<<<<
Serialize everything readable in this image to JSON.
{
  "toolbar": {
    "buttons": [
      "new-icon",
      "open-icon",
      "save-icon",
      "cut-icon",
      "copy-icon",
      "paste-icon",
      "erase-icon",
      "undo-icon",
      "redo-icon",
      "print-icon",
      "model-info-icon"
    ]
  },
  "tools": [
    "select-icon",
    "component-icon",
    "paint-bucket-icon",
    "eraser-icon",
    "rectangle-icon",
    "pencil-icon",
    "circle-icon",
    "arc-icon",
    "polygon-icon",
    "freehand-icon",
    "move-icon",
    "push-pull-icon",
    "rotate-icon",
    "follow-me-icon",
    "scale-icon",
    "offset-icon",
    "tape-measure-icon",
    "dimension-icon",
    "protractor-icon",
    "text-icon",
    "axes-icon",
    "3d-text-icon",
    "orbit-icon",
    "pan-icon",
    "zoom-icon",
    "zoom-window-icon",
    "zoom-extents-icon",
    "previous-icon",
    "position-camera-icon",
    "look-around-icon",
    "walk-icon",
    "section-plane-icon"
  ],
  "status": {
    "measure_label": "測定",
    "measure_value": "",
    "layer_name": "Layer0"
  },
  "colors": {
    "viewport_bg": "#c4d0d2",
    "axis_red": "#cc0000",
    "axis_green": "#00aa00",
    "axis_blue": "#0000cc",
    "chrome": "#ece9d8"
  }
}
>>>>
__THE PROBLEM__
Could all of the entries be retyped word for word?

__ANSWER TO THIS PROBLEM__
Serialize everything readable in this image to JSON.
{
  "toolbar": {
    "buttons": [
      "new-icon",
      "open-icon",
      "save-icon",
      "cut-icon",
      "copy-icon",
      "paste-icon",
      "erase-icon",
      "undo-icon",
      "redo-icon",
      "print-icon",
      "model-info-icon"
    ]
  },
  "tools": [
    "select-icon",
    "component-icon",
    "paint-bucket-icon",
    "eraser-icon",
    "rectangle-icon",
    "pencil-icon",
    "circle-icon",
    "arc-icon",
    "polygon-icon",
    "freehand-icon",
    "move-icon",
    "push-pull-icon",
    "rotate-icon",
    "follow-me-icon",
    "scale-icon",
    "offset-icon",
    "tape-measure-icon",
    "dimension-icon",
    "protractor-icon",
    "text-icon",
    "axes-icon",
    "3d-text-icon",
    "orbit-icon",
    "pan-icon",
    "zoom-icon",
    "zoom-window-icon",
    "zoom-extents-icon",
    "previous-icon",
    "position-camera-icon",
    "look-around-icon",
    "walk-icon",
    "section-plane-icon"
  ],
  "status": {
    "measure_label": "測定",
    "measure_value": "",
    "layer_name": "Layer0"
  },
  "colors": {
    "viewport_bg": "#c4d0d2",
    "axis_red": "#cc0000",
    "axis_green": "#00aa00",
    "axis_blue": "#0000cc",
    "chrome": "#ece9d8"
  }
}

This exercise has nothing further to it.